[[ Source material, beginning ]]

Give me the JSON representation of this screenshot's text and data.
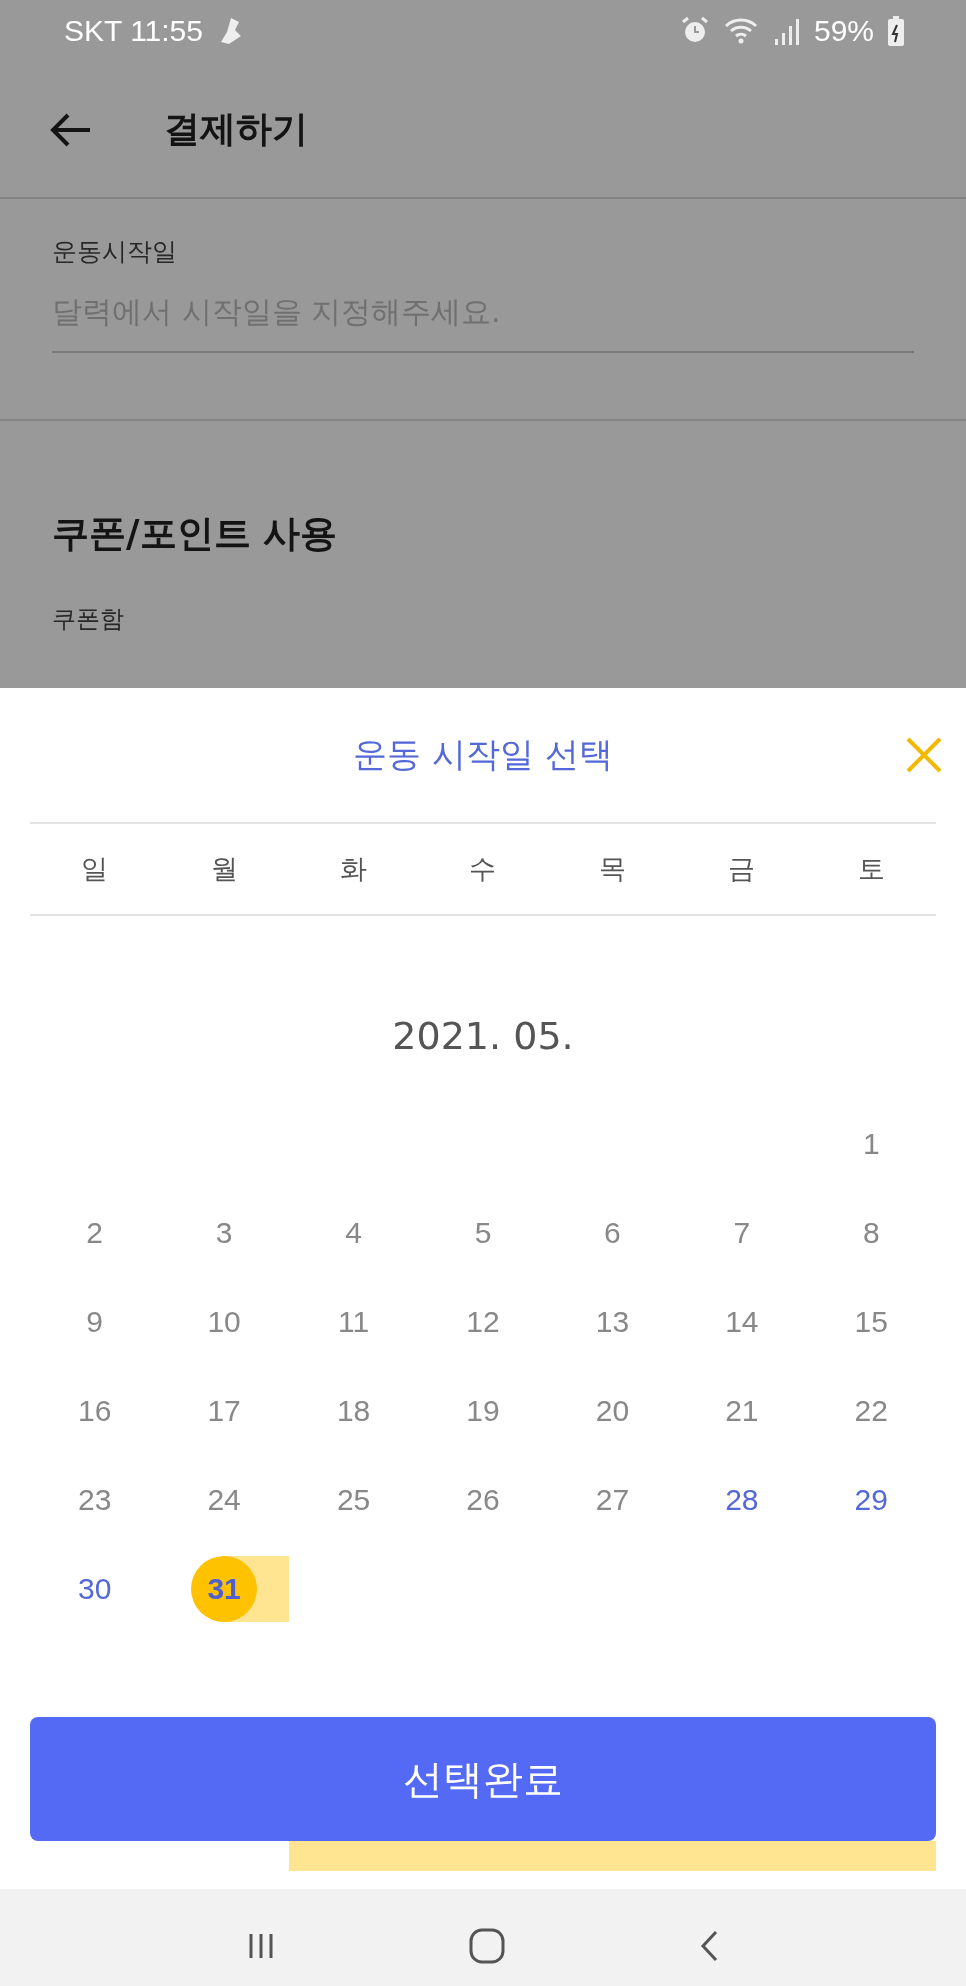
{
  "status_bar": {
    "carrier_time": "SKT 11:55",
    "battery": "59%"
  },
  "header": {
    "title": "결제하기"
  },
  "form": {
    "start_date": {
      "label": "운동시작일",
      "placeholder": "달력에서 시작일을 지정해주세요."
    },
    "coupon_section": {
      "title": "쿠폰/포인트 사용",
      "coupon_label": "쿠폰함"
    }
  },
  "sheet": {
    "title": "운동 시작일 선택",
    "weekdays": [
      "일",
      "월",
      "화",
      "수",
      "목",
      "금",
      "토"
    ],
    "month": "2021. 05.",
    "weeks": [
      [
        {
          "kind": "blank"
        },
        {
          "kind": "blank"
        },
        {
          "kind": "blank"
        },
        {
          "kind": "blank"
        },
        {
          "kind": "blank"
        },
        {
          "kind": "blank"
        },
        {
          "kind": "day",
          "label": "1",
          "available": false,
          "selected": false,
          "in_range": false
        }
      ],
      [
        {
          "label": "2",
          "available": false,
          "selected": false,
          "in_range": false
        },
        {
          "label": "3",
          "available": false,
          "selected": false,
          "in_range": false
        },
        {
          "label": "4",
          "available": false,
          "selected": false,
          "in_range": false
        },
        {
          "label": "5",
          "available": false,
          "selected": false,
          "in_range": false
        },
        {
          "label": "6",
          "available": false,
          "selected": false,
          "in_range": false
        },
        {
          "label": "7",
          "available": false,
          "selected": false,
          "in_range": false
        },
        {
          "label": "8",
          "available": false,
          "selected": false,
          "in_range": false
        }
      ],
      [
        {
          "label": "9",
          "available": false,
          "selected": false,
          "in_range": false
        },
        {
          "label": "10",
          "available": false,
          "selected": false,
          "in_range": false
        },
        {
          "label": "11",
          "available": false,
          "selected": false,
          "in_range": false
        },
        {
          "label": "12",
          "available": false,
          "selected": false,
          "in_range": false
        },
        {
          "label": "13",
          "available": false,
          "selected": false,
          "in_range": false
        },
        {
          "label": "14",
          "available": false,
          "selected": false,
          "in_range": false
        },
        {
          "label": "15",
          "available": false,
          "selected": false,
          "in_range": false
        }
      ],
      [
        {
          "label": "16",
          "available": false,
          "selected": false,
          "in_range": false
        },
        {
          "label": "17",
          "available": false,
          "selected": false,
          "in_range": false
        },
        {
          "label": "18",
          "available": false,
          "selected": false,
          "in_range": false
        },
        {
          "label": "19",
          "available": false,
          "selected": false,
          "in_range": false
        },
        {
          "label": "20",
          "available": false,
          "selected": false,
          "in_range": false
        },
        {
          "label": "21",
          "available": false,
          "selected": false,
          "in_range": false
        },
        {
          "label": "22",
          "available": false,
          "selected": false,
          "in_range": false
        }
      ],
      [
        {
          "label": "23",
          "available": false,
          "selected": false,
          "in_range": false
        },
        {
          "label": "24",
          "available": false,
          "selected": false,
          "in_range": false
        },
        {
          "label": "25",
          "available": false,
          "selected": false,
          "in_range": false
        },
        {
          "label": "26",
          "available": false,
          "selected": false,
          "in_range": false
        },
        {
          "label": "27",
          "available": false,
          "selected": false,
          "in_range": false
        },
        {
          "label": "28",
          "available": true,
          "selected": false,
          "in_range": false
        },
        {
          "label": "29",
          "available": true,
          "selected": false,
          "in_range": false
        }
      ],
      [
        {
          "label": "30",
          "available": true,
          "selected": false,
          "in_range": false
        },
        {
          "label": "31",
          "available": true,
          "selected": true,
          "in_range": true
        },
        {
          "kind": "blank"
        },
        {
          "kind": "blank"
        },
        {
          "kind": "blank"
        },
        {
          "kind": "blank"
        },
        {
          "kind": "blank"
        }
      ]
    ],
    "covered_week": [
      {
        "in_range": false
      },
      {
        "in_range": false
      },
      {
        "in_range": true
      },
      {
        "in_range": true
      },
      {
        "in_range": true
      },
      {
        "in_range": true
      },
      {
        "in_range": true
      }
    ],
    "confirm_button": "선택완료"
  }
}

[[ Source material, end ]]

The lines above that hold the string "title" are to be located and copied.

    "title": "결제하기"
      "title": "쿠폰/포인트 사용",
    "title": "운동 시작일 선택",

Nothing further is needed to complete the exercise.